World Conference on Education for Sustainable Development
31 March - 2 April 2009, Bonn, Germany
Five years into the Decade, the conference at Germany followed four objectives:
- To highlight the essential contribution of Education for Sustainable Development (ESD) to all of education and to achieving quality education
- To promote international exchange on ESD
- To carry out a stock-taking of DESD implementation
- To develop strategies for the way ahead
At the end of the conference, a declaration reflecting the debates and proposing guidelines for the implementation of the UN Decade was adopted. The conference was organised by UNESCO and the German Federal Ministry of Education and Research, in cooperation with the German Commission for UNESCO.
For more information visit:
2010 International Year of Biodiversity
Highlights from the statement of Dr. Ahmed Djoghlaf, Executive Secretary of the Convention on Biological Diversity, at the occasion of the DPI Briefi ng for the community of NGOs on Biodiversity - The Basis for Human Well-Being: Celebrating the International Year of Biodiversity in 2010
Call for Assistance in Enhancing Public Awareness We need your assistance with increasing public awareness of the importance of biodiversity. We need your assistance to ensure that environmental issues become a core component of decision making across a variety of sectors.
We also need you to help us to integrate out work across a variety of issue areas.
Biodiversity loss is not a stand alone problem and cannot be tackled through separate initiatives that merely target species lost as an issue separate from poverty, climate change, water scarcity, growth in demand, development, confl ict, and the many other challenges that face our world. Civil society can act to support these efforts – to provide support, advice and vigilance such that they continue. There is increasing recognition that the true value of biodiversity and the services provided by ecosystems must be refl ected in our economies.
It is hoped that the study on the ‘The Economics of Ecosystems & Biodiversity (TEEB), led by Mr Pavan Sukhdev, will provide the rationale for the gradual internalization of the costs of biodiversity loss and other environmental degradation into our accounts.
Civil society organizations can support this, provide research, and examples of “green success stories” for 2010, which can demonstrate the validity of these approaches. In this climate of economic crisis, we all need to identify opportunities for major shifts towards a green economy
as UNEP is proposing. The International Year offers you an opportunity to highlight the relationship between biodiversity and a number of other issues and influence the international agenda in 2010 and beyond.
For more information visit:
How BD contributes and extent of degradation

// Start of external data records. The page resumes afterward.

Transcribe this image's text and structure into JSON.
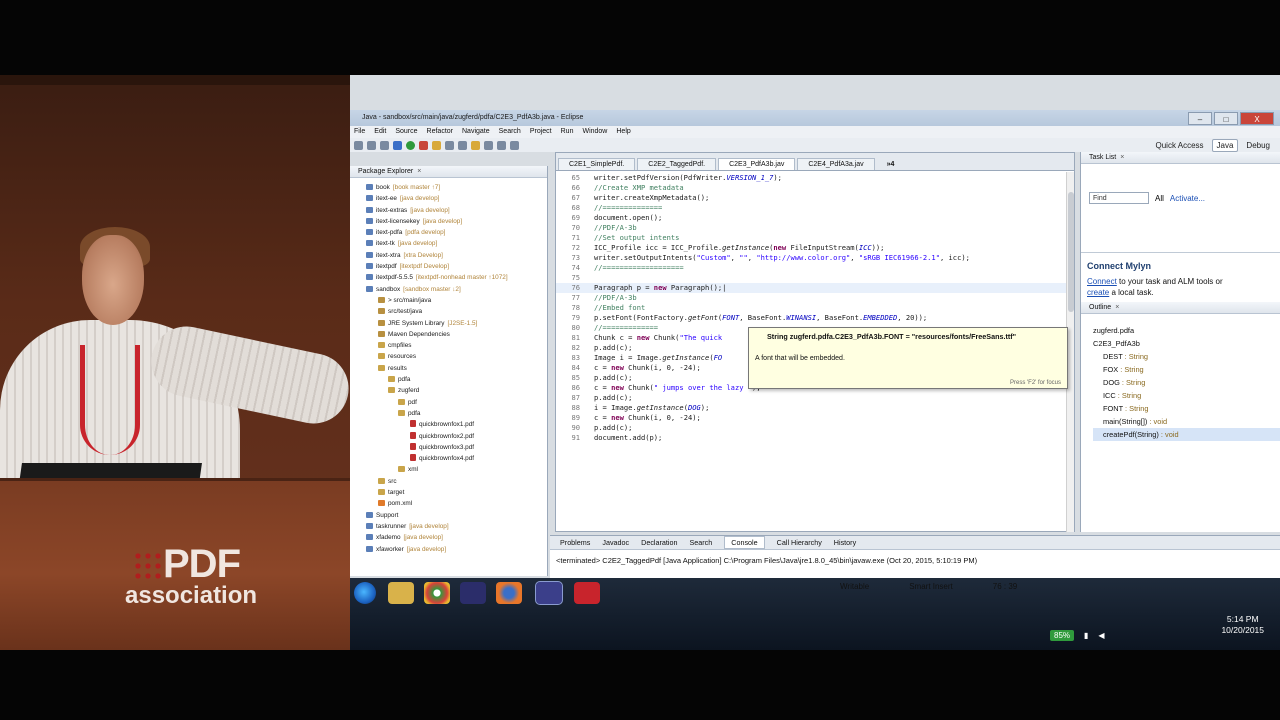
{
  "window": {
    "title": "Java - sandbox/src/main/java/zugferd/pdfa/C2E3_PdfA3b.java - Eclipse",
    "controls": [
      "–",
      "□",
      "X"
    ]
  },
  "menu": [
    "File",
    "Edit",
    "Source",
    "Refactor",
    "Navigate",
    "Search",
    "Project",
    "Run",
    "Window",
    "Help"
  ],
  "toolbar_right": {
    "quick_access": "Quick Access",
    "perspective_java": "Java",
    "perspective_debug": "Debug"
  },
  "package_explorer": {
    "tab_label": "Package Explorer",
    "rows": [
      {
        "name": "book",
        "deco": "[book master ↑7]",
        "type": "prj",
        "indent": "ind0"
      },
      {
        "name": "itext-ee",
        "deco": "[java develop]",
        "type": "prj",
        "indent": "ind0"
      },
      {
        "name": "itext-extras",
        "deco": "[java develop]",
        "type": "prj",
        "indent": "ind0"
      },
      {
        "name": "itext-licensekey",
        "deco": "[java develop]",
        "type": "prj",
        "indent": "ind0"
      },
      {
        "name": "itext-pdfa",
        "deco": "[pdfa develop]",
        "type": "prj",
        "indent": "ind0"
      },
      {
        "name": "itext-tk",
        "deco": "[java develop]",
        "type": "prj",
        "indent": "ind0"
      },
      {
        "name": "itext-xtra",
        "deco": "[xtra Develop]",
        "type": "prj",
        "indent": "ind0"
      },
      {
        "name": "itextpdf",
        "deco": "[itextpdf Develop]",
        "type": "prj",
        "indent": "ind0"
      },
      {
        "name": "itextpdf-5.5.5",
        "deco": "[itextpdf-nonhead master ↑1072]",
        "type": "prj",
        "indent": "ind0"
      },
      {
        "name": "sandbox",
        "deco": "[sandbox master ↓2]",
        "type": "prj",
        "indent": "ind0"
      },
      {
        "name": "> src/main/java",
        "deco": "",
        "type": "src",
        "indent": "ind1"
      },
      {
        "name": "src/test/java",
        "deco": "",
        "type": "src",
        "indent": "ind1"
      },
      {
        "name": "JRE System Library",
        "deco": "[J2SE-1.5]",
        "type": "src",
        "indent": "ind1"
      },
      {
        "name": "Maven Dependencies",
        "deco": "",
        "type": "src",
        "indent": "ind1"
      },
      {
        "name": "cmpfiles",
        "deco": "",
        "type": "folder",
        "indent": "ind1"
      },
      {
        "name": "resources",
        "deco": "",
        "type": "folder",
        "indent": "ind1"
      },
      {
        "name": "results",
        "deco": "",
        "type": "folder",
        "indent": "ind1"
      },
      {
        "name": "pdfa",
        "deco": "",
        "type": "folder",
        "indent": "ind2"
      },
      {
        "name": "zugferd",
        "deco": "",
        "type": "folder",
        "indent": "ind2"
      },
      {
        "name": "pdf",
        "deco": "",
        "type": "folder",
        "indent": "ind3"
      },
      {
        "name": "pdfa",
        "deco": "",
        "type": "folder",
        "indent": "ind3"
      },
      {
        "name": "quickbrownfox1.pdf",
        "deco": "",
        "type": "file",
        "indent": "ind4"
      },
      {
        "name": "quickbrownfox2.pdf",
        "deco": "",
        "type": "file",
        "indent": "ind4"
      },
      {
        "name": "quickbrownfox3.pdf",
        "deco": "",
        "type": "file",
        "indent": "ind4"
      },
      {
        "name": "quickbrownfox4.pdf",
        "deco": "",
        "type": "file",
        "indent": "ind4"
      },
      {
        "name": "xml",
        "deco": "",
        "type": "folder",
        "indent": "ind3"
      },
      {
        "name": "src",
        "deco": "",
        "type": "folder",
        "indent": "ind1"
      },
      {
        "name": "target",
        "deco": "",
        "type": "folder",
        "indent": "ind1"
      },
      {
        "name": "pom.xml",
        "deco": "",
        "type": "xml",
        "indent": "ind1"
      },
      {
        "name": "Support",
        "deco": "",
        "type": "prj",
        "indent": "ind0"
      },
      {
        "name": "taskrunner",
        "deco": "[java develop]",
        "type": "prj",
        "indent": "ind0"
      },
      {
        "name": "xfademo",
        "deco": "[java develop]",
        "type": "prj",
        "indent": "ind0"
      },
      {
        "name": "xfaworker",
        "deco": "[java develop]",
        "type": "prj",
        "indent": "ind0"
      }
    ]
  },
  "editor": {
    "tabs": [
      "C2E1_SimplePdf.",
      "C2E2_TaggedPdf.",
      "C2E3_PdfA3b.jav",
      "C2E4_PdfA3a.jav",
      "»4"
    ],
    "active_tab": 2,
    "lines": [
      {
        "n": "65",
        "html": "writer.setPdfVersion(PdfWriter.<span class='fld'>VERSION_1_7</span>);"
      },
      {
        "n": "66",
        "html": "<span class='cm'>//Create XMP metadata</span>"
      },
      {
        "n": "67",
        "html": "writer.createXmpMetadata();"
      },
      {
        "n": "68",
        "html": "<span class='cm'>//==============</span>"
      },
      {
        "n": "69",
        "html": "document.open();"
      },
      {
        "n": "70",
        "html": "<span class='cm'>//PDF/A-3b</span>"
      },
      {
        "n": "71",
        "html": "<span class='cm'>//Set output intents</span>"
      },
      {
        "n": "72",
        "html": "ICC_Profile icc = ICC_Profile.<i>getInstance</i>(<span class='kw'>new</span> FileInputStream(<span class='fld'>ICC</span>));"
      },
      {
        "n": "73",
        "html": "writer.setOutputIntents(<span class='str'>\"Custom\"</span>, <span class='str'>\"\"</span>, <span class='str'>\"http://www.color.org\"</span>, <span class='str'>\"sRGB IEC61966-2.1\"</span>, icc);"
      },
      {
        "n": "74",
        "html": "<span class='cm'>//===================</span>"
      },
      {
        "n": "75",
        "html": ""
      },
      {
        "n": "76",
        "html": "Paragraph p = <span class='kw'>new</span> Paragraph();|"
      },
      {
        "n": "77",
        "html": "<span class='cm'>//PDF/A-3b</span>"
      },
      {
        "n": "78",
        "html": "<span class='cm'>//Embed font</span>"
      },
      {
        "n": "79",
        "html": "p.setFont(FontFactory.<i>getFont</i>(<span class='fld'>FONT</span>, BaseFont.<span class='fld'>WINANSI</span>, BaseFont.<span class='fld'>EMBEDDED</span>, 20));"
      },
      {
        "n": "80",
        "html": "<span class='cm'>//=============</span>"
      },
      {
        "n": "81",
        "html": "Chunk c = <span class='kw'>new</span> Chunk(<span class='str'>\"The quick</span>"
      },
      {
        "n": "82",
        "html": "p.add(c);"
      },
      {
        "n": "83",
        "html": "Image i = Image.<i>getInstance</i>(<span class='fld'>FO</span>"
      },
      {
        "n": "84",
        "html": "c = <span class='kw'>new</span> Chunk(i, 0, -24);"
      },
      {
        "n": "85",
        "html": "p.add(c);"
      },
      {
        "n": "86",
        "html": "c = <span class='kw'>new</span> Chunk(<span class='str'>\" jumps over the lazy \"</span>);"
      },
      {
        "n": "87",
        "html": "p.add(c);"
      },
      {
        "n": "88",
        "html": "i = Image.<i>getInstance</i>(<span class='fld'>DOG</span>);"
      },
      {
        "n": "89",
        "html": "c = <span class='kw'>new</span> Chunk(i, 0, -24);"
      },
      {
        "n": "90",
        "html": "p.add(c);"
      },
      {
        "n": "91",
        "html": "document.add(p);"
      }
    ],
    "current_line": "76"
  },
  "hover": {
    "signature": "String zugferd.pdfa.C2E3_PdfA3b.FONT = \"resources/fonts/FreeSans.ttf\"",
    "doc": "A font that will be embedded.",
    "footer": "Press 'F2' for focus"
  },
  "task_list": {
    "tab_label": "Task List",
    "find": "Find",
    "all": "All",
    "activate": "Activate..."
  },
  "mylyn": {
    "title": "Connect Mylyn",
    "connect": "Connect",
    "text1": "to your task and ALM tools or",
    "create": "create",
    "text2": "a local task."
  },
  "outline": {
    "tab_label": "Outline",
    "items": [
      {
        "label": "zugferd.pdfa",
        "type": "",
        "cls": ""
      },
      {
        "label": "C2E3_PdfA3b",
        "type": "",
        "cls": ""
      },
      {
        "label": "DEST",
        "type": " : String",
        "cls": "o1"
      },
      {
        "label": "FOX",
        "type": " : String",
        "cls": "o1"
      },
      {
        "label": "DOG",
        "type": " : String",
        "cls": "o1"
      },
      {
        "label": "ICC",
        "type": " : String",
        "cls": "o1"
      },
      {
        "label": "FONT",
        "type": " : String",
        "cls": "o1"
      },
      {
        "label": "main(String[])",
        "type": " : void",
        "cls": "o1"
      },
      {
        "label": "createPdf(String)",
        "type": " : void",
        "cls": "o1 sel"
      }
    ]
  },
  "console": {
    "tabs": [
      "Problems",
      "Javadoc",
      "Declaration",
      "Search",
      "Console",
      "Call Hierarchy",
      "History"
    ],
    "active_tab": 4,
    "status": "<terminated> C2E2_TaggedPdf [Java Application] C:\\Program Files\\Java\\jre1.8.0_45\\bin\\javaw.exe (Oct 20, 2015, 5:10:19 PM)"
  },
  "status_bar": {
    "writable": "Writable",
    "insert": "Smart Insert",
    "position": "76 : 39"
  },
  "taskbar": {
    "battery": "85%",
    "time": "5:14 PM",
    "date": "10/20/2015"
  },
  "podium": {
    "logo_pdf": "PDF",
    "logo_association": "association"
  }
}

By the year 2000, only about 73% of the original global natural biodiversity was left. The strongest declines have occurred in the temperate and tropical grasslands and forests, where human civilizations fi rst developed. In the last 300 years, the global forest area has shrunk by approximately 40 per cent. Forests have completely disappeared in 25 countries, and another 29 countries have lost more than 90 per cent of their forest cover. Since 1900, the world has lost about 50% of its wetlands. Half of wild marine fi sheries are fully exploited, with a further quarter already overexploited. A striking aspect of the consequences of biodiversity loss is their disproportionate but unrecognized impact on the poor. For instance, if climate change resulted in a drought that halved the income of the poorest of the 28 million Ethiopians, this would barely register on the global balance sheet – world GDP would fall by less than 0.003%.